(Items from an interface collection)
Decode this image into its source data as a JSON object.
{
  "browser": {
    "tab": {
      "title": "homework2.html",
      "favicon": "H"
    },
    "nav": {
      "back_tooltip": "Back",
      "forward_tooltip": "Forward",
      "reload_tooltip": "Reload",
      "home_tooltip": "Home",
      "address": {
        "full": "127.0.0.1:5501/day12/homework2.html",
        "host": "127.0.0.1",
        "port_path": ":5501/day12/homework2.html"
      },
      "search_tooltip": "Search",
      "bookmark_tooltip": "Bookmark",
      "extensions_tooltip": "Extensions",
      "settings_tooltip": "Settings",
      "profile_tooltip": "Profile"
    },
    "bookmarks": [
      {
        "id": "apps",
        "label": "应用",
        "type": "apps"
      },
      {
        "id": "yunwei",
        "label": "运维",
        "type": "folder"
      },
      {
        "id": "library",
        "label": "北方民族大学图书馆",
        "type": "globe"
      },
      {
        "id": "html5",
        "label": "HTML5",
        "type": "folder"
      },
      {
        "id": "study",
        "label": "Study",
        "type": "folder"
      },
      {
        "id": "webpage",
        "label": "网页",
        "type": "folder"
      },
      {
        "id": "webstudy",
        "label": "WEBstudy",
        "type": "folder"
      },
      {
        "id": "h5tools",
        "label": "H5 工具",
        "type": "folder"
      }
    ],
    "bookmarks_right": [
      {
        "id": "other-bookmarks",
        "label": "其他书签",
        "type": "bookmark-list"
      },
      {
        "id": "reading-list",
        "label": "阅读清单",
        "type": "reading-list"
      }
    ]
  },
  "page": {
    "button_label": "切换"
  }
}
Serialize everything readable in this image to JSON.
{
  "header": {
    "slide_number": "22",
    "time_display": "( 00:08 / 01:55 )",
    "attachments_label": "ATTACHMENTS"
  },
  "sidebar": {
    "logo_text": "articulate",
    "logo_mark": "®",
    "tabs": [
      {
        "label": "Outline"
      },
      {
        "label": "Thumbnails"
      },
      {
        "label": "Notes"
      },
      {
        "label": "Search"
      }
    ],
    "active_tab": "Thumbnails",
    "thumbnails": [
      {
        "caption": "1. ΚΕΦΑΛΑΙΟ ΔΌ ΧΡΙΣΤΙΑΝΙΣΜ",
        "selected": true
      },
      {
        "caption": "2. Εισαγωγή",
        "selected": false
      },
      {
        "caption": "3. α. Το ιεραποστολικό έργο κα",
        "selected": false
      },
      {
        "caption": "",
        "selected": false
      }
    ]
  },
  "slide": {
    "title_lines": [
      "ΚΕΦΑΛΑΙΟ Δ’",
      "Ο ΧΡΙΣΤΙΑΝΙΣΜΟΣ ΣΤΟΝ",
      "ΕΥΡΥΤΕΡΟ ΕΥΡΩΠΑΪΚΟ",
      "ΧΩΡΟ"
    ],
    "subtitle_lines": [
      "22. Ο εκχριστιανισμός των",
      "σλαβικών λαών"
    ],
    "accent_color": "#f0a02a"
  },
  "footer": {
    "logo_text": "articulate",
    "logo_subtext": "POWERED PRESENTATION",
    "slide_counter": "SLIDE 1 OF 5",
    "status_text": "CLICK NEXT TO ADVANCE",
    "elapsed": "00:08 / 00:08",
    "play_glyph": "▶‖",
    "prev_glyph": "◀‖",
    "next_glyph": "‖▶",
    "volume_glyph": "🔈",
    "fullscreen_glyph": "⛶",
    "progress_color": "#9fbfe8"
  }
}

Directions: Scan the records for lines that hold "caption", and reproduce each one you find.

Exercise answer:
        "caption": "1. ΚΕΦΑΛΑΙΟ ΔΌ ΧΡΙΣΤΙΑΝΙΣΜ",
        "caption": "2. Εισαγωγή",
        "caption": "3. α. Το ιεραποστολικό έργο κα",
        "caption": "",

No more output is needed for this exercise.